Saturday’s event brought together a mix of wiry trail runners and environmental activists, some of whom looked less like elite athletes.

“We like plogging because it makes us feel a little less guilty about the way things are going with the environment,” said Elena Canuto, 29, as she warmed up before the start. She came in first in the women’s ranking two years ago. “This year I’m taking it a bit easier because I’m three months pregnant.”

Around two-thirds of the contestants were Italians. The rest came from other European countries, as well as Japan, Argentina, Uruguay, Mexico, Algeria, Ghana and Senegal.

“I hope to win so people in Senegal get enthusiastic about plogging,” said Issa Ba, a 30-year-old Senegalese-born factory worker who has lived in Italy for eight years.

“Three, two, one, go,” Cavallo shouted over a loudspeaker, and the athletes sprinted off in different directions. Some stopped 20 yards from the starting line to collect their first trash. Others took off to be the first to exploit richer pickings on wooded hilltops, where batteries and home appliances lay waiting.

As the hours went by, the athletes crisscrossed trails and roads, their bags became heavier. They tagged their bulky items and left them at roadsides for later collection. Contestants gathered at refreshment points, discussing what they had found as they fueled up on cookies and juice. Some contestants had brought their own reusable cups.

With 30 minutes left in the race, athletes were gathering so much trash that the organisers decided to tweak the rules: in addition to their four plastic bags, contestants could carry six bulky objects over the finish line rather than three.

“I know it’s like changing the rules halfway through a game of Monopoly, but I know I can rely on your comprehension,” Cavallo announced over the PA as the athletes braced for their final push to the finish line.

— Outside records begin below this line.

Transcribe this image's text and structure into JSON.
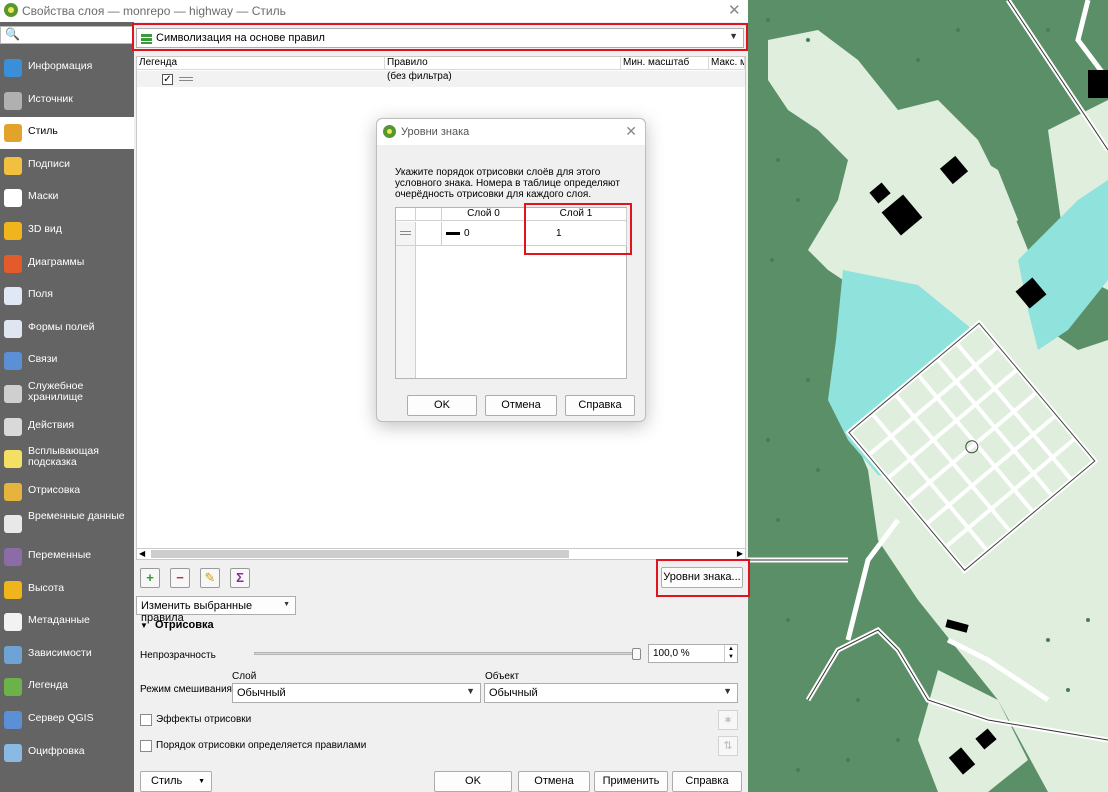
{
  "window": {
    "title": "Свойства слоя — monrepo — highway — Стиль",
    "close": "✕"
  },
  "sidebar": {
    "search_glyph": "🔍",
    "items": [
      {
        "label": "Информация",
        "icon": "info-icon",
        "color": "#3b8ed8"
      },
      {
        "label": "Источник",
        "icon": "source-icon",
        "color": "#b0b0b0"
      },
      {
        "label": "Стиль",
        "icon": "style-brush-icon",
        "color": "#e2a32b"
      },
      {
        "label": "Подписи",
        "icon": "labels-icon",
        "color": "#f2c040"
      },
      {
        "label": "Маски",
        "icon": "masks-icon",
        "color": "#ffffff"
      },
      {
        "label": "3D вид",
        "icon": "3d-view-icon",
        "color": "#f0b51c"
      },
      {
        "label": "Диаграммы",
        "icon": "diagrams-icon",
        "color": "#e45b2b"
      },
      {
        "label": "Поля",
        "icon": "fields-icon",
        "color": "#e0e8f5"
      },
      {
        "label": "Формы полей",
        "icon": "field-forms-icon",
        "color": "#dfe6f2"
      },
      {
        "label": "Связи",
        "icon": "joins-icon",
        "color": "#5b8fd6"
      },
      {
        "label": "Служебное хранилище",
        "icon": "auxiliary-storage-icon",
        "color": "#cfcfcf"
      },
      {
        "label": "Действия",
        "icon": "actions-icon",
        "color": "#d9d9d9"
      },
      {
        "label": "Всплывающая подсказка",
        "icon": "map-tips-icon",
        "color": "#f3df63"
      },
      {
        "label": "Отрисовка",
        "icon": "rendering-icon",
        "color": "#e6b43d"
      },
      {
        "label": "Временные данные",
        "icon": "temporal-icon",
        "color": "#e8e8e8"
      },
      {
        "label": "Переменные",
        "icon": "variables-icon",
        "color": "#8b6ca6"
      },
      {
        "label": "Высота",
        "icon": "elevation-icon",
        "color": "#f0b51c"
      },
      {
        "label": "Метаданные",
        "icon": "metadata-icon",
        "color": "#f2f2f2"
      },
      {
        "label": "Зависимости",
        "icon": "dependencies-icon",
        "color": "#6fa3d6"
      },
      {
        "label": "Легенда",
        "icon": "legend-icon",
        "color": "#6db14a"
      },
      {
        "label": "Сервер QGIS",
        "icon": "qgis-server-icon",
        "color": "#5b8fd6"
      },
      {
        "label": "Оцифровка",
        "icon": "digitizing-icon",
        "color": "#8ab9e3"
      }
    ]
  },
  "renderer_combo": {
    "value": "Символизация на основе правил"
  },
  "rules_tree": {
    "headers": [
      "Легенда",
      "Правило",
      "Мин. масштаб",
      "Макс. м"
    ],
    "rows": [
      {
        "rule": "(без фильтра)",
        "checked": "✓"
      }
    ]
  },
  "toolbar": {
    "add": "+",
    "remove": "−",
    "edit": "✎",
    "sum": "Σ"
  },
  "symbol_levels_button": "Уровни знака...",
  "refine_rules": "Изменить выбранные правила",
  "rendering_section": {
    "title": "Отрисовка",
    "opacity_label": "Непрозрачность",
    "opacity_value": "100,0 %",
    "blend_label": "Режим смешивания",
    "layer_label": "Слой",
    "feature_label": "Объект",
    "layer_blend": "Обычный",
    "feature_blend": "Обычный",
    "effects_label": "Эффекты отрисовки",
    "order_label": "Порядок отрисовки определяется правилами"
  },
  "bottom": {
    "style": "Стиль",
    "ok": "OK",
    "cancel": "Отмена",
    "apply": "Применить",
    "help": "Справка"
  },
  "modal": {
    "title": "Уровни знака",
    "description": "Укажите порядок отрисовки слоёв для этого условного знака. Номера в таблице определяют очерёдность отрисовки для каждого слоя.",
    "col0": "Слой 0",
    "col1": "Слой 1",
    "val0": "0",
    "val1": "1",
    "ok": "OK",
    "cancel": "Отмена",
    "help": "Справка"
  },
  "colors": {
    "forest": "#5b8f68",
    "meadow": "#dfeedd",
    "water": "#8fe3dc",
    "building": "#000000",
    "road": "#ffffff",
    "highlight": "#e0141e"
  }
}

The rule change meant some contestants could almost double the weight of their trash, but others smelled a rat.

“That’s fantastic that people found so much stuff, but it’s not really fair to change the rules at the last minute,” said Paul Waye, a Dutch plogging evangelist who had passed up on some bulky trash because of the three-item rule.

Senegal will have to wait at least a year to have a plogging champion. Two hours after the end of Saturday’s race, Ba still hadn’t arrived at the finish line.

“My phone ran out of battery and I got lost,” Ba said later at the awards ceremony. “I’ll be back next year, but with a better phone.”

The race went better for Canuto. She used an abandoned shopping cart to wheel in her loot. It included a baby stroller, which the mother-to-be took as a good omen. Her total haul weighed a relatively modest 100 pounds, but was heavy on electronic equipment, which was enough for her to score her second triumph.

“I don’t know if I’ll be back next year to defend my title. The baby will be six or seven months old,” she said.

In the men’s ranking, Ortega, the Spanish plumber, brought in 310 pounds of waste, racked up more than 16 miles and climbed 7,300 feet to run away with the title.

Zanelli, the defending champion, didn’t make it onto the podium. He said he would take solace from the nearly new Neapolitan coffee maker he found during the first championship two years ago. “I’ll always have my victory and the coffee maker, which I polished and now display in my home,” he said.

Contestants collected more than 6,600 pounds of trash. The haul included fridges, bikes, dozens of tires, baby seats, mattresses, lead pipes, stoves, chairs, TVs, 1980s-era boomboxes with cassettes still inside, motorcycle helmets, electric fans, traffic cones, air rifles, a toilet and a soccer goal.

“This park hasn’t been this clean since the 15 century,” said Genoa’s ambassador for sport, Roberto Giordano.


Chris Dixon, a partner who led the charge, says he has a ‘very long-term horizon’

Americans now think they need at least $1.25 million for retirement, a 20% increase from a year ago, according to a survey by Northwestern Mutual

Related Stories
Western Sydney’s hottest place to cool down opens
Claude Monet Water Lily Painting, Never Shown Publicly, Could Fetch at Least $65 Million
By ABBY SCHULTZ 01/10/2023
How Candid Can You Really Be With Your Boss?
    Your Cart
    Your cart is emptyReturn to Shop